Rather than dictating a signature architectural style for our work, we begin each design by measuring the context provided by existing buildings and other conditions that influence the project site. We work with these elements to conform or contrast, as necessary, to develop the appropriate architectural response for the individual project. Whether the solution involves working within an established vernacular or "coloring outside the lines", an MBA design is a custom solution developed specifically for each project's unique criteria.
MATTHEW G BURTON ARCHITECT LLC is committed to sustainability as an integral part of our work. We believe that creating buildings that are environmentally responsible and resource-efficient is simply a measure of good design.
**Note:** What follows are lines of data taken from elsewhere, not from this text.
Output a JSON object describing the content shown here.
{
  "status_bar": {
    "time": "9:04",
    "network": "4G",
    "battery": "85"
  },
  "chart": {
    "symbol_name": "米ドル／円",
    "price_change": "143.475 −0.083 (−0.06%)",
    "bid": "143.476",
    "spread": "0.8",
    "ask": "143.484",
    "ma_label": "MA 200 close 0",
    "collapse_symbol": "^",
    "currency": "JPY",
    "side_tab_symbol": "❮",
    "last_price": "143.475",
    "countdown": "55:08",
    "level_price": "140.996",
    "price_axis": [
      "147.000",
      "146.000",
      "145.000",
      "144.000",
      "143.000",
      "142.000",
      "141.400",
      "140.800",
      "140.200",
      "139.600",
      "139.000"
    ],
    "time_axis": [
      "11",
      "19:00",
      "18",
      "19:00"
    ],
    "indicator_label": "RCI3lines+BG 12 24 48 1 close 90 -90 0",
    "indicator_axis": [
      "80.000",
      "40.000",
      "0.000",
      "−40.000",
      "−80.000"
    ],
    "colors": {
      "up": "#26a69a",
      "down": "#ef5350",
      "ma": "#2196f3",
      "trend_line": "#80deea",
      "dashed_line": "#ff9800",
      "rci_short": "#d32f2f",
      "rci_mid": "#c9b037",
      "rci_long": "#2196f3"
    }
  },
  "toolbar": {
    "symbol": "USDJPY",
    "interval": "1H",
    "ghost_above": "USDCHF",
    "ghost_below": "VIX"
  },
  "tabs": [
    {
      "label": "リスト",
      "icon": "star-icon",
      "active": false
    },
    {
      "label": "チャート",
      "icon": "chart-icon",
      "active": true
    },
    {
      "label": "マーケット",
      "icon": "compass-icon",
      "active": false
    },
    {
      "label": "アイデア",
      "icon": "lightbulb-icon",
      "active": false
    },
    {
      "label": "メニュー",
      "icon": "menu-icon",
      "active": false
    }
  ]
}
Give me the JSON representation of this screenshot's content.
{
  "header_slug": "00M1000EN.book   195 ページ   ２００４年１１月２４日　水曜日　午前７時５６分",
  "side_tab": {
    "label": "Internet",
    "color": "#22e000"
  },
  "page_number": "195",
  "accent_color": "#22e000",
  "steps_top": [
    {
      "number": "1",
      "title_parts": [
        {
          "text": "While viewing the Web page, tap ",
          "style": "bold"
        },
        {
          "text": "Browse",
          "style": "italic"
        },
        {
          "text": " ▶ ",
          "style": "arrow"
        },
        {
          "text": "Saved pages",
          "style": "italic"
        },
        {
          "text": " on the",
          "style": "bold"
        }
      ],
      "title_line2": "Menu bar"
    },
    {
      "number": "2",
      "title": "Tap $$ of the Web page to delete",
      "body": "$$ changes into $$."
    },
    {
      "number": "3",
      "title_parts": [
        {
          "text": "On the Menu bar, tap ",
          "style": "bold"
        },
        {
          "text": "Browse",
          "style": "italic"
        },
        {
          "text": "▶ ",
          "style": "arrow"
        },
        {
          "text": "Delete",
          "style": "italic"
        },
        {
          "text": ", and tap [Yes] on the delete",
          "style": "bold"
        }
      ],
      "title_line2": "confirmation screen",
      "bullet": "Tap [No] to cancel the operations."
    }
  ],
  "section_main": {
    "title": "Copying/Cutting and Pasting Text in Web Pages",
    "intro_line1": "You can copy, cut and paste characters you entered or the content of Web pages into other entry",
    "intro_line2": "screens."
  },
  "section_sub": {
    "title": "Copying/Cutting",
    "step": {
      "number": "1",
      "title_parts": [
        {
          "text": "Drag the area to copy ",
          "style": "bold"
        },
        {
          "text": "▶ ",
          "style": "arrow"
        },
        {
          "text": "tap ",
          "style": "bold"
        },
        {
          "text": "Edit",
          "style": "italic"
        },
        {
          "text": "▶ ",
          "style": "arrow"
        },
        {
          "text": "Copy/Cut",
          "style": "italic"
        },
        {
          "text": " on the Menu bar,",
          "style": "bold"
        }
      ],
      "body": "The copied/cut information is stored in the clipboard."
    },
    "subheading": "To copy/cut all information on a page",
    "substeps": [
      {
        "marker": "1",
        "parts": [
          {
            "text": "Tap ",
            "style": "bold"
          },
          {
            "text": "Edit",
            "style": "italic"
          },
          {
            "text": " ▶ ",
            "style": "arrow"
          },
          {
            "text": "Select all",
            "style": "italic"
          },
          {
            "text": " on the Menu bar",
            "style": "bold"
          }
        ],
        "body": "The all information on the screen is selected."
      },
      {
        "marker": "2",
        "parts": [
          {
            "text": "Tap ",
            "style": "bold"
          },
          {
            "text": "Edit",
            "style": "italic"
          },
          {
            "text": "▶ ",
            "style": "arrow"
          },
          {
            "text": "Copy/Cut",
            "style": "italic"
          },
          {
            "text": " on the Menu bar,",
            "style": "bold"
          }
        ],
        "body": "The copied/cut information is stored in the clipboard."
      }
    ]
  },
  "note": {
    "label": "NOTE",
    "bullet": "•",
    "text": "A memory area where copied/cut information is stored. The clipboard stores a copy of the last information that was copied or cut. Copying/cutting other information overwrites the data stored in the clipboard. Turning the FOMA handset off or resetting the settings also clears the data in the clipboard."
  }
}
Our common-sense approach to sustainable design involves a holistic strategy that includes the entire construction process.
Our process begins as a response to the natural attributes of the project site. We work with the site orientation, topography, climatology, vegetation, and other natural features to properly integrate the building design into the site. We emphasize the use of building materials and systems that are inherently sustainable and passive in nature, requiring no special knowledge or effort from the users to be effective. Active systems like rainwater harvesting, graywater reuse, and photovoltaic or wind power can be added to further enhance the sustainability of a design. However, the incorporation of technologically advanced, active systems typically have the greatest impact on the project budget, so careful analysis of first-dollar cost versus life-cycle payback is required to determine their suitability on a case-by-case basis.